Exercise requirements:
Please write out all of the entries beneath this line exactly, skipping the pictures.

Excerpts from an interface dataset
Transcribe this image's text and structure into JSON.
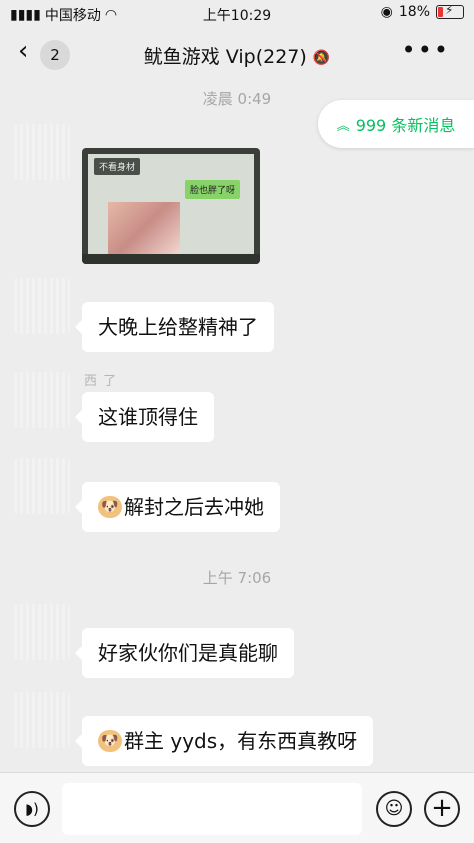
{
  "status_bar": {
    "carrier": "中国移动",
    "time": "上午10:29",
    "battery": "18%"
  },
  "header": {
    "back_badge": "2",
    "title": "鱿鱼游戏 Vip(227)"
  },
  "new_messages_pill": "999 条新消息",
  "separators": [
    "凌晨 0:49",
    "上午 7:06"
  ],
  "image_message": {
    "tag": "不看身材",
    "green_text": "脸也胖了呀"
  },
  "messages": [
    {
      "nick": "",
      "text": "大晚上给整精神了",
      "emoji": false
    },
    {
      "nick": "西 了",
      "text": "这谁顶得住",
      "emoji": false
    },
    {
      "nick": "",
      "text": "解封之后去冲她",
      "emoji": true
    },
    {
      "nick": "",
      "text": "好家伙你们是真能聊",
      "emoji": false
    },
    {
      "nick": "",
      "text": "群主 yyds，有东西真教呀",
      "emoji": true
    }
  ]
}
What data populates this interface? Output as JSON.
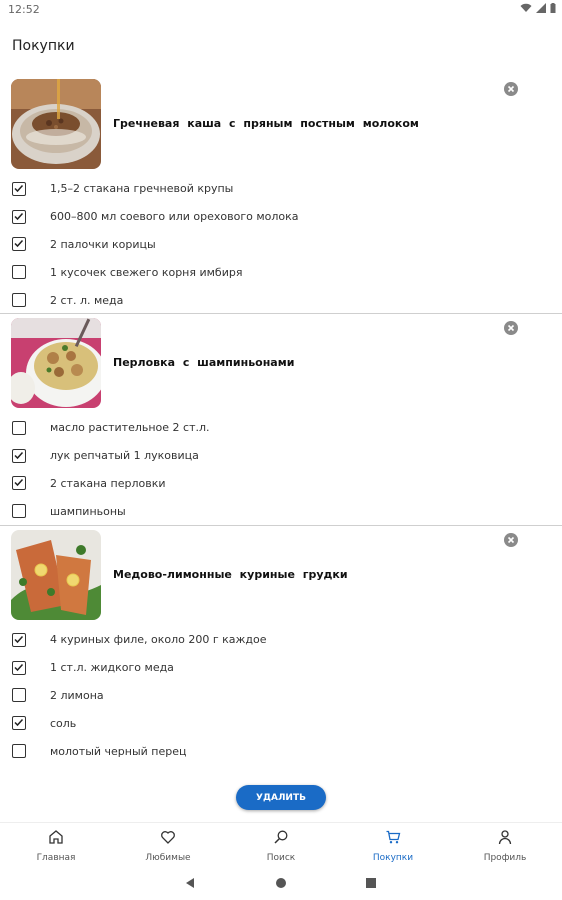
{
  "status": {
    "time": "12:52"
  },
  "page": {
    "title": "Покупки"
  },
  "recipes": [
    {
      "name": "Гречневая каша с пряным постным молоком",
      "ingredients": [
        {
          "text": "1,5–2 стакана гречневой крупы",
          "checked": true
        },
        {
          "text": "600–800 мл соевого или орехового молока",
          "checked": true
        },
        {
          "text": "2 палочки корицы",
          "checked": true
        },
        {
          "text": "1 кусочек свежего корня имбиря",
          "checked": false
        },
        {
          "text": "2 ст. л. меда",
          "checked": false
        }
      ]
    },
    {
      "name": "Перловка с шампиньонами",
      "ingredients": [
        {
          "text": "масло растительное 2 ст.л.",
          "checked": false
        },
        {
          "text": "лук репчатый 1 луковица",
          "checked": true
        },
        {
          "text": "2 стакана перловки",
          "checked": true
        },
        {
          "text": "шампиньоны",
          "checked": false
        }
      ]
    },
    {
      "name": "Медово-лимонные куриные грудки",
      "ingredients": [
        {
          "text": "4 куриных филе, около 200 г каждое",
          "checked": true
        },
        {
          "text": "1 ст.л. жидкого меда",
          "checked": true
        },
        {
          "text": "2 лимона",
          "checked": false
        },
        {
          "text": "соль",
          "checked": true
        },
        {
          "text": "молотый черный перец",
          "checked": false
        }
      ]
    }
  ],
  "actions": {
    "delete_label": "УДАЛИТЬ"
  },
  "nav": {
    "items": [
      {
        "label": "Главная",
        "icon": "home-icon",
        "active": false
      },
      {
        "label": "Любимые",
        "icon": "heart-icon",
        "active": false
      },
      {
        "label": "Поиск",
        "icon": "search-icon",
        "active": false
      },
      {
        "label": "Покупки",
        "icon": "cart-icon",
        "active": true
      },
      {
        "label": "Профиль",
        "icon": "person-icon",
        "active": false
      }
    ]
  },
  "colors": {
    "accent": "#1a6bc6",
    "checkbox": "#333333",
    "divider": "#cfcfcf"
  }
}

Exercise output:
Transcribe this image's text and structure into JSON.
{
  "status_bar": {
    "carrier": "中国移动",
    "time": "上午10:29",
    "battery": "18%"
  },
  "header": {
    "back_badge": "2",
    "title": "鱿鱼游戏 Vip(227)"
  },
  "new_messages_pill": "999 条新消息",
  "separators": [
    "凌晨 0:49",
    "上午 7:06"
  ],
  "image_message": {
    "tag": "不看身材",
    "green_text": "脸也胖了呀"
  },
  "messages": [
    {
      "nick": "",
      "text": "大晚上给整精神了",
      "emoji": false
    },
    {
      "nick": "西 了",
      "text": "这谁顶得住",
      "emoji": false
    },
    {
      "nick": "",
      "text": "解封之后去冲她",
      "emoji": true
    },
    {
      "nick": "",
      "text": "好家伙你们是真能聊",
      "emoji": false
    },
    {
      "nick": "",
      "text": "群主 yyds，有东西真教呀",
      "emoji": true
    }
  ]
}
What data populates this interface? Output as JSON.
{
  "status": {
    "time": "12:52"
  },
  "page": {
    "title": "Покупки"
  },
  "recipes": [
    {
      "name": "Гречневая каша с пряным постным молоком",
      "ingredients": [
        {
          "text": "1,5–2 стакана гречневой крупы",
          "checked": true
        },
        {
          "text": "600–800 мл соевого или орехового молока",
          "checked": true
        },
        {
          "text": "2 палочки корицы",
          "checked": true
        },
        {
          "text": "1 кусочек свежего корня имбиря",
          "checked": false
        },
        {
          "text": "2 ст. л. меда",
          "checked": false
        }
      ]
    },
    {
      "name": "Перловка с шампиньонами",
      "ingredients": [
        {
          "text": "масло растительное 2 ст.л.",
          "checked": false
        },
        {
          "text": "лук репчатый 1 луковица",
          "checked": true
        },
        {
          "text": "2 стакана перловки",
          "checked": true
        },
        {
          "text": "шампиньоны",
          "checked": false
        }
      ]
    },
    {
      "name": "Медово-лимонные куриные грудки",
      "ingredients": [
        {
          "text": "4 куриных филе, около 200 г каждое",
          "checked": true
        },
        {
          "text": "1 ст.л. жидкого меда",
          "checked": true
        },
        {
          "text": "2 лимона",
          "checked": false
        },
        {
          "text": "соль",
          "checked": true
        },
        {
          "text": "молотый черный перец",
          "checked": false
        }
      ]
    }
  ],
  "actions": {
    "delete_label": "УДАЛИТЬ"
  },
  "nav": {
    "items": [
      {
        "label": "Главная",
        "icon": "home-icon",
        "active": false
      },
      {
        "label": "Любимые",
        "icon": "heart-icon",
        "active": false
      },
      {
        "label": "Поиск",
        "icon": "search-icon",
        "active": false
      },
      {
        "label": "Покупки",
        "icon": "cart-icon",
        "active": true
      },
      {
        "label": "Профиль",
        "icon": "person-icon",
        "active": false
      }
    ]
  },
  "colors": {
    "accent": "#1a6bc6",
    "checkbox": "#333333",
    "divider": "#cfcfcf"
  }
}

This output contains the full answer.